The Society for Free Range Muses: lessons learned
We both feel passionately about the importance of writers and artists of every flavor honoring their creative needs and taking control of their creative lives, and we founded the society with the nurturance of those ideals in mind. We can see so many good uses for a cooperative of artists who prefer creative control and blazing their own trails to the pressure and seemingly-unending heartbreak of trying to work within a faltering paradigm. More than anything else, however, it turned out to be a venue for a group blog in which a bunch of writers participated for a couple months. It very nearly morphed into a small press consortium, but in the nick of time we realized we really didn’t have time to run one more organization no matter how much everybody at MileHiCon loved the idea.

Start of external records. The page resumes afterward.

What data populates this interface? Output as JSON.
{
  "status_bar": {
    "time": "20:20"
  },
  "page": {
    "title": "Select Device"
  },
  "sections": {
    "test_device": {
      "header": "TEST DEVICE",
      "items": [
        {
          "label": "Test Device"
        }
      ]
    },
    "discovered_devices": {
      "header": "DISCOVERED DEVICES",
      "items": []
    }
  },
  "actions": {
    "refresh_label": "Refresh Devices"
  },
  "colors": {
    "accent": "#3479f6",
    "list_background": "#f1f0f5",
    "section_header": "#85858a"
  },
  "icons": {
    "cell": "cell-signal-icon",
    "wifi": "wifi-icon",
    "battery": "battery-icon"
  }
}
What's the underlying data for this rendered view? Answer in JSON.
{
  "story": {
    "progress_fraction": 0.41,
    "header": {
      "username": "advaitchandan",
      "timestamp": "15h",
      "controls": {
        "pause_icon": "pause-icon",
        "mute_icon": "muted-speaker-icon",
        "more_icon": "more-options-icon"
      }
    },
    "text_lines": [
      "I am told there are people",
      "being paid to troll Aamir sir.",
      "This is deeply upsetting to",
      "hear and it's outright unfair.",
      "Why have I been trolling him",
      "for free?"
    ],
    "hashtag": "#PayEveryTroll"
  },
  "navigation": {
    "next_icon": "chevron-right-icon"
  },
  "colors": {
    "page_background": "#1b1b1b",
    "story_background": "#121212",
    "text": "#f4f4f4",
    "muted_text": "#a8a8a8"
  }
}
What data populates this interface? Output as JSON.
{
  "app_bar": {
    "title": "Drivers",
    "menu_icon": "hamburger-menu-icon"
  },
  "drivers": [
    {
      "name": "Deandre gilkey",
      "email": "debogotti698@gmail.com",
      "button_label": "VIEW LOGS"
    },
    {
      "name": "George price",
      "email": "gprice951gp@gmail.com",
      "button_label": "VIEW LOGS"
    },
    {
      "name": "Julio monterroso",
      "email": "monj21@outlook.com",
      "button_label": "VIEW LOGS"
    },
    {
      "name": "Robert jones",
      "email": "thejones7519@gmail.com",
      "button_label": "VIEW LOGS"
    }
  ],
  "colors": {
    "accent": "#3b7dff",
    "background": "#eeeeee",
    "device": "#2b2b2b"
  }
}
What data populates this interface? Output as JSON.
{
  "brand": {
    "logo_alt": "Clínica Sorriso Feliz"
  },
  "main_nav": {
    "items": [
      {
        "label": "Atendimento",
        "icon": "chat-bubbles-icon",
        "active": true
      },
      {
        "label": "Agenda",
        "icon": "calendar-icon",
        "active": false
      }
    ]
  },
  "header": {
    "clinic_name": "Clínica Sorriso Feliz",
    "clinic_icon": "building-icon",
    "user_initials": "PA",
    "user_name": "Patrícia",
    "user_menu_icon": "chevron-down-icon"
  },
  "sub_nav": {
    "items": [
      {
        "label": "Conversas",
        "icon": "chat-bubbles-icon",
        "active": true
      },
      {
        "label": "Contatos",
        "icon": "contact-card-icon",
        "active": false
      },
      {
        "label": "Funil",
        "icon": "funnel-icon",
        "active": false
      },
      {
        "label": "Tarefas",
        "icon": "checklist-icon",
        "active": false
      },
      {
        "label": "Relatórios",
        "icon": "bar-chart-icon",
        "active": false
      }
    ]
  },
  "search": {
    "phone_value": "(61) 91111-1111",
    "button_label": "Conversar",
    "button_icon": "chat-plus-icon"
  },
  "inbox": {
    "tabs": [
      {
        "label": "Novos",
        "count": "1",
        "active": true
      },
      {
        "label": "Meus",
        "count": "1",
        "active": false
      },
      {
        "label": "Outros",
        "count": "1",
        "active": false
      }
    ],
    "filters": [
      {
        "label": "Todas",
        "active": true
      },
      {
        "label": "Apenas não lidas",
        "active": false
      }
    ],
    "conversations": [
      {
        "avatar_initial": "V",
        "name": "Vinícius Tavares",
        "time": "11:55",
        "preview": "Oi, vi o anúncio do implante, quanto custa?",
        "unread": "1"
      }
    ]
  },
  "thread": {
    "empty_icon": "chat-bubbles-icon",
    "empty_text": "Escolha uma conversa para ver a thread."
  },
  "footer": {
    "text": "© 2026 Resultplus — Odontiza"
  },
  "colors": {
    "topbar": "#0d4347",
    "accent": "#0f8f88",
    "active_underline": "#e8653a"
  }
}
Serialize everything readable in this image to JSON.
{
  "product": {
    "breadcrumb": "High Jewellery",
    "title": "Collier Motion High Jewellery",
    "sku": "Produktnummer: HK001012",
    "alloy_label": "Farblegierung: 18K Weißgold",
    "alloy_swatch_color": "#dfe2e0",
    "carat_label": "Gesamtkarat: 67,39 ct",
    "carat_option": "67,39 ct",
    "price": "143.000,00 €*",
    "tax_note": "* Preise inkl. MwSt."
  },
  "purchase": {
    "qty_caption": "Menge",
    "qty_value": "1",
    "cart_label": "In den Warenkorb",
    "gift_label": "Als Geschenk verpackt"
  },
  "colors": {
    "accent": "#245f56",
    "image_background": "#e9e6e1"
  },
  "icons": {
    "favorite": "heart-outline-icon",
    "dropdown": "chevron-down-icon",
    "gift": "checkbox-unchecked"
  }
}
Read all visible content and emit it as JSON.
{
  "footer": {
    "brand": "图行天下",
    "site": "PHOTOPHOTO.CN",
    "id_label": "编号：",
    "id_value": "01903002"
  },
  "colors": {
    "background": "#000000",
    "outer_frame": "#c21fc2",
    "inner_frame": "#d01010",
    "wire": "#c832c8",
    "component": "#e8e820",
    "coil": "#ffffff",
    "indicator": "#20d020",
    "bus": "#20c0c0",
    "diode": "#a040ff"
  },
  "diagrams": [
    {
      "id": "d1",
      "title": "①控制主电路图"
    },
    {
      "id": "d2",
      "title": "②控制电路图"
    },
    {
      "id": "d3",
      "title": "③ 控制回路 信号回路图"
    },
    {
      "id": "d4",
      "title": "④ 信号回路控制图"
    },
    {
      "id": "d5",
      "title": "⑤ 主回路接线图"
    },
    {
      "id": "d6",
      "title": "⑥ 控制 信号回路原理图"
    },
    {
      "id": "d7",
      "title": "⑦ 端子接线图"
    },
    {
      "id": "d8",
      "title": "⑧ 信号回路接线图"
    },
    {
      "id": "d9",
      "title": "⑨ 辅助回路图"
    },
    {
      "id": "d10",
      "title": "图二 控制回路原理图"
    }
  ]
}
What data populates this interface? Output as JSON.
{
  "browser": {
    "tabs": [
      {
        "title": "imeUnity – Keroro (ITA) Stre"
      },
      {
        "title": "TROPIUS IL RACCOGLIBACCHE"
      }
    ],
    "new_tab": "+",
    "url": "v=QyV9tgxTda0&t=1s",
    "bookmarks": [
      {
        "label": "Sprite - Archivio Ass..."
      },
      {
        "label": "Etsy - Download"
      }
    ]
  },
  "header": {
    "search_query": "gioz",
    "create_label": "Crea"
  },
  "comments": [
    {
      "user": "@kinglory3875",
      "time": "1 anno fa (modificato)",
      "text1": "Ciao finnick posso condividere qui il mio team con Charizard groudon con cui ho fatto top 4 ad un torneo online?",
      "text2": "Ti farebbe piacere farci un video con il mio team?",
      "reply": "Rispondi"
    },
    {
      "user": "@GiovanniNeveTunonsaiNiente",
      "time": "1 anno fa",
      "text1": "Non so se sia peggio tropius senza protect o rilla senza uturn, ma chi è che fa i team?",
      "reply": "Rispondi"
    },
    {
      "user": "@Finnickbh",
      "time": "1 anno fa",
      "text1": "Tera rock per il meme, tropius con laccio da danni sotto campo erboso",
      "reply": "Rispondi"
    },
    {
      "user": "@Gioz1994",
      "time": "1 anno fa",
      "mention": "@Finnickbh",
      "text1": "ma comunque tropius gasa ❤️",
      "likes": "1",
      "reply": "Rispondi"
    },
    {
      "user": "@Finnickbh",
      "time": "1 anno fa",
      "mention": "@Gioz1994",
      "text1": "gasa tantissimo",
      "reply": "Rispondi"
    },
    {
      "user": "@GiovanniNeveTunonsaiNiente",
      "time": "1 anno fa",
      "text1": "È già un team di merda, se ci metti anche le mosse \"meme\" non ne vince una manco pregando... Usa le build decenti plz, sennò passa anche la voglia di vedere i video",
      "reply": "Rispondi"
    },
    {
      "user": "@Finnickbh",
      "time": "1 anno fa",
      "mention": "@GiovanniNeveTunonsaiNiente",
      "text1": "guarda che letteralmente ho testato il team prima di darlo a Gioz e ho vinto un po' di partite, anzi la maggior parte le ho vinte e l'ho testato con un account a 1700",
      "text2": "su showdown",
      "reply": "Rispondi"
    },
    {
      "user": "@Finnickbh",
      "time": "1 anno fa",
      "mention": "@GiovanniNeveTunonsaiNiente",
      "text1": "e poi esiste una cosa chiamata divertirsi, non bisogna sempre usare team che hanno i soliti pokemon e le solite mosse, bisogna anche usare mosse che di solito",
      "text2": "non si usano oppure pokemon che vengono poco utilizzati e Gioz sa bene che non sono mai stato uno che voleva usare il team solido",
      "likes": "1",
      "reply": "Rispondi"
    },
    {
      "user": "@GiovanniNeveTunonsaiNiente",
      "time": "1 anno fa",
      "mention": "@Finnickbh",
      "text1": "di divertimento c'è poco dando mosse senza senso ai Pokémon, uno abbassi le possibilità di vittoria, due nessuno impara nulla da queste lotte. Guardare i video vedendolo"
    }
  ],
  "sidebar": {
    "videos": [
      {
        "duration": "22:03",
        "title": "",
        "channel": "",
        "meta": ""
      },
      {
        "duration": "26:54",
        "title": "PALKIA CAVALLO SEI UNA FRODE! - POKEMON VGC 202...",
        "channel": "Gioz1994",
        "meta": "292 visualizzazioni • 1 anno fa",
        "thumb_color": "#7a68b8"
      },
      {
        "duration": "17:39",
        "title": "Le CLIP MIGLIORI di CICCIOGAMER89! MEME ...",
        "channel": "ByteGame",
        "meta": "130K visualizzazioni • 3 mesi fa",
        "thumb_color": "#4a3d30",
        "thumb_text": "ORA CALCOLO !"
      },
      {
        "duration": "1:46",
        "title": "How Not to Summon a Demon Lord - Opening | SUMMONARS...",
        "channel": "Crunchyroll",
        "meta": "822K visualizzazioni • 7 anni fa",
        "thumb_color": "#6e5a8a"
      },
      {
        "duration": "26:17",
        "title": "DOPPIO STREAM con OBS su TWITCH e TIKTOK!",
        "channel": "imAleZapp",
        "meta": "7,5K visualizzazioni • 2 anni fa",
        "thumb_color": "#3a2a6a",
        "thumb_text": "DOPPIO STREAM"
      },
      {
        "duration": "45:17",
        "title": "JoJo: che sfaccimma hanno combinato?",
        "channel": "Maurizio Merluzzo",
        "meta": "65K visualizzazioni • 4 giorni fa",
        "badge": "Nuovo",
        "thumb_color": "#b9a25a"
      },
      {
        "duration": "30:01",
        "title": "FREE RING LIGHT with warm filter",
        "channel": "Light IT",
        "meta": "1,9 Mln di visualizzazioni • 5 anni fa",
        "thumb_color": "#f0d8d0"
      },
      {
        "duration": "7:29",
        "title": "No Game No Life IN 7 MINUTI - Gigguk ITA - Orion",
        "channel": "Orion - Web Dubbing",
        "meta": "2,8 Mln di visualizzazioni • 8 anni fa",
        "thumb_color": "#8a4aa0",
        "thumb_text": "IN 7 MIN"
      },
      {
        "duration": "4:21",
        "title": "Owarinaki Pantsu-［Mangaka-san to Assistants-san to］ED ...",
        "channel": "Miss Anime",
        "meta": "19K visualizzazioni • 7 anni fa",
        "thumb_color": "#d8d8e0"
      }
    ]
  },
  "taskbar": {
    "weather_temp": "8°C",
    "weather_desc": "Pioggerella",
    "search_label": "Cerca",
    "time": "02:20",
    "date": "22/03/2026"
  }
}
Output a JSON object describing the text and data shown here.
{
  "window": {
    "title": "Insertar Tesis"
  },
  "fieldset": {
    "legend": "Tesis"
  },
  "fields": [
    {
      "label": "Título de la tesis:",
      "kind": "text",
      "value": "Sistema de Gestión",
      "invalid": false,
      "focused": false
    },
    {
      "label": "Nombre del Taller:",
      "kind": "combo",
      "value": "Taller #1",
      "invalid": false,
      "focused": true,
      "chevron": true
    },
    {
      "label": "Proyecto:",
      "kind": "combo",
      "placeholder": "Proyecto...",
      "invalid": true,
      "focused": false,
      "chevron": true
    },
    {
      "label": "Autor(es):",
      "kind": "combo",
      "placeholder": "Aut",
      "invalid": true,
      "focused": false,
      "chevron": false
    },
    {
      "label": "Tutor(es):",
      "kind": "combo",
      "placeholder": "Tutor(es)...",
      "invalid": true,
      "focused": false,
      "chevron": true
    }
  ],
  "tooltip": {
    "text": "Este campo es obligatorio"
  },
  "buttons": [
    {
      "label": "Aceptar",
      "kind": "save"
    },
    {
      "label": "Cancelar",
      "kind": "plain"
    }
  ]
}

We are ending the group blog: we both felt it fulfilled an important need in some ways but derailed us from our responsibilities in others, and we have both finally understood the necessity of applying our energies (which are, sadly, limited by Universal Law) in the most effective ways possible. And for the time being the Society will be quiet, as Wynette and I make other adjustments in our professional and creative lives. But, like the Terminator, it will be back.
One of the most important things I learned from what we did with the Society was precisely what it is that’s so difficult about maintaining one’s own blog. I also gained a sense of how to begin correcting the problem. In essence, blogging is hard because it usually boils down to solo writing, when it’s supposed to be a social activity. Like all writers, I spend hours every day writing alone; regular blogging, done properly, fills the same slot in a writer’s social life as did the epic emails we all used to send one another before blogs became a Requirement. Or it attempts to, and that’s the problem: all too often it’s like shouting into a canyon. One blogs, and no one writes back. The emails I used to get from my writer friends were so much more satisfying.
The group blog we had on the Society site was different; it was truly social. We all posted in a common thread, talked about our writing lives, and discussed one another’s thoughts. It was no wonder Wynette’s and my private blogs languished.
So one of my goals for blogging this year is to do more in the way of starting discussions — and one of my great hopes is that you (yes, YOU) will chime in. Let’s talk about writing, publishing, creativity, and whatever else comes up. That’s why there’s a comments function. Please come by & toss ideas around with me!